== Action item ==
Only a number is wanted here: the number of lines of the data that include "chevron".

== Recorded information ==
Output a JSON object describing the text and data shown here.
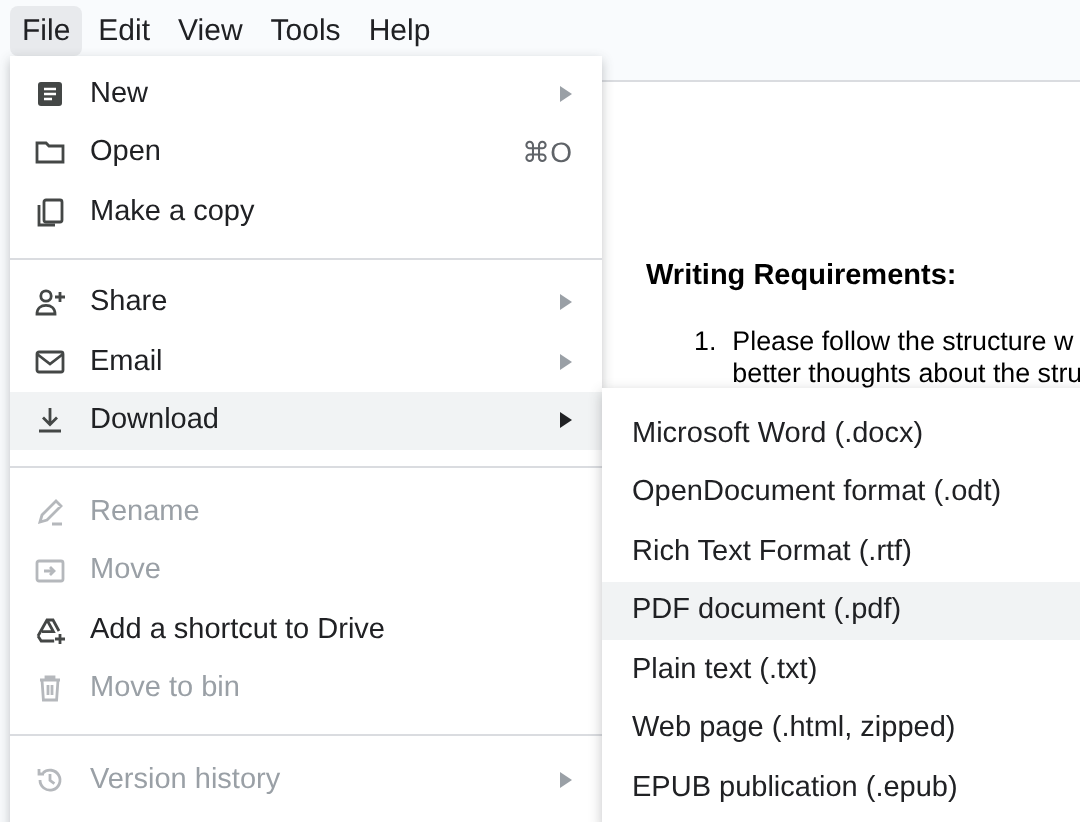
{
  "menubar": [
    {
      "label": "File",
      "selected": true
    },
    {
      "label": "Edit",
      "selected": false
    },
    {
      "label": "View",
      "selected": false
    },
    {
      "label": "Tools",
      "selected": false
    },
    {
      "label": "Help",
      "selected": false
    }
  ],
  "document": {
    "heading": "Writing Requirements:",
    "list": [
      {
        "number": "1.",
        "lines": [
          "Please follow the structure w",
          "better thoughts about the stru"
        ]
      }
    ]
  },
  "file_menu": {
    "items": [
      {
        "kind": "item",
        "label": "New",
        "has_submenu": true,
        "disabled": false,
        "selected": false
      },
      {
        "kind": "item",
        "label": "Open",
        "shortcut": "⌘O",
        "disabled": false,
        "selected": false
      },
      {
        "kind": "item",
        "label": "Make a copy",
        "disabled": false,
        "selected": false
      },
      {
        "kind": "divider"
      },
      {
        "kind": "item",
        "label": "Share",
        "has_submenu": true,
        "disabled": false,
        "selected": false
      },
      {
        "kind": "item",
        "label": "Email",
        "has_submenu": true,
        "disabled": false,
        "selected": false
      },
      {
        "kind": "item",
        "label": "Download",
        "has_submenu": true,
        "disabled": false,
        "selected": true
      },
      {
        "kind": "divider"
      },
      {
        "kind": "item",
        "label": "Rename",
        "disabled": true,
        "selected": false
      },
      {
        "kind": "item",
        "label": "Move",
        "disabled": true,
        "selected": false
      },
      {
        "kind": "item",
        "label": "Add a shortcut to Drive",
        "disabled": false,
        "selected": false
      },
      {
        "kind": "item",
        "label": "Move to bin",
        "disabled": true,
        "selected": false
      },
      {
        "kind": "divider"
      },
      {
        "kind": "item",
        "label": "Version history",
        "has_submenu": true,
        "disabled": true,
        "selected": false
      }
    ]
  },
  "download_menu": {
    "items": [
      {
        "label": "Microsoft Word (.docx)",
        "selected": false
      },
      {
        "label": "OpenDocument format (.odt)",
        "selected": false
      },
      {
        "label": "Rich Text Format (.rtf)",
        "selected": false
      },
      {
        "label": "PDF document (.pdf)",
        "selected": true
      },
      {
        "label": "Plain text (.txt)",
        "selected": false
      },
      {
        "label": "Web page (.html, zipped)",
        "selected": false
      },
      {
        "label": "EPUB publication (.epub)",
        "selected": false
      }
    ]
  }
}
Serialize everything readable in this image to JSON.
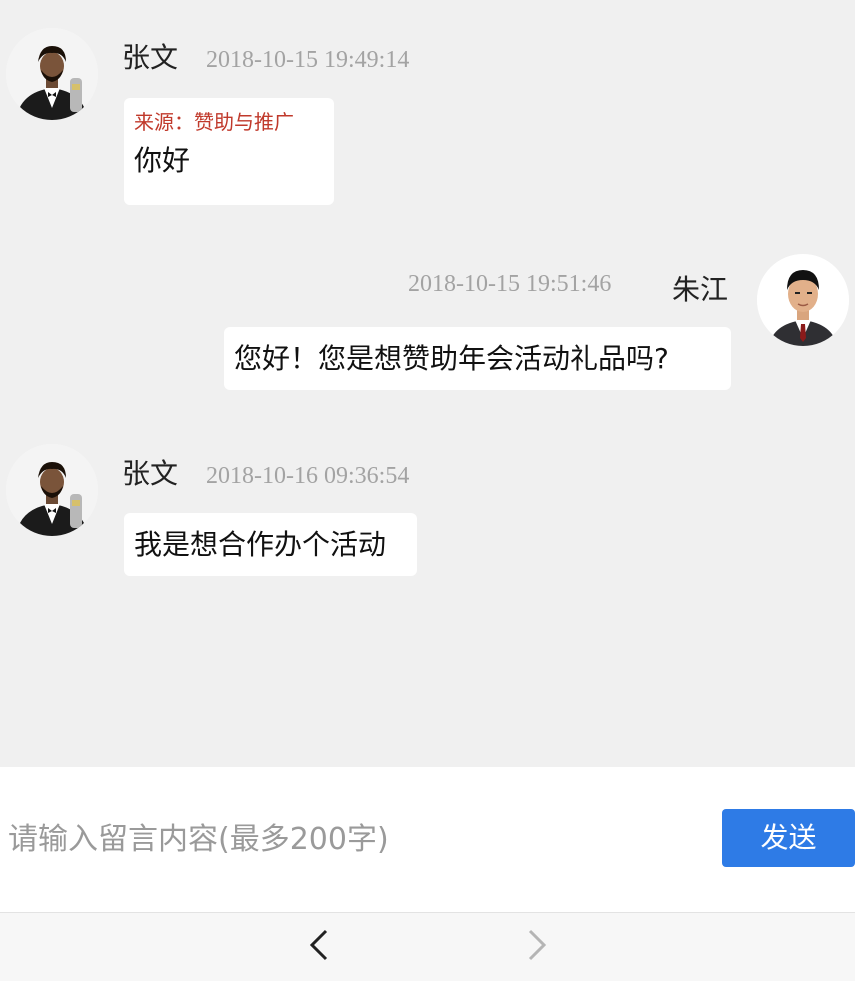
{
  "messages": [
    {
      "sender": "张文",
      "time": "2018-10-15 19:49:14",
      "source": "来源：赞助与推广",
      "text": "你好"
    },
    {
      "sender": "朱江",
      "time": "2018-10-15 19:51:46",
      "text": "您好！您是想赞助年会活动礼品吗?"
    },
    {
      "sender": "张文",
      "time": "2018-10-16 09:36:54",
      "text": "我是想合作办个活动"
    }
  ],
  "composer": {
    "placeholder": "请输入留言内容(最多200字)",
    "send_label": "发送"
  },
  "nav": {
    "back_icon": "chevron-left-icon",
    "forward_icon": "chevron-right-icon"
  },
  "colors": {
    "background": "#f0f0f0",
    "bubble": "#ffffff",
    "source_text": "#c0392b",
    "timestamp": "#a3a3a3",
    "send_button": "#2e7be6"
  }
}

== Response area ==
2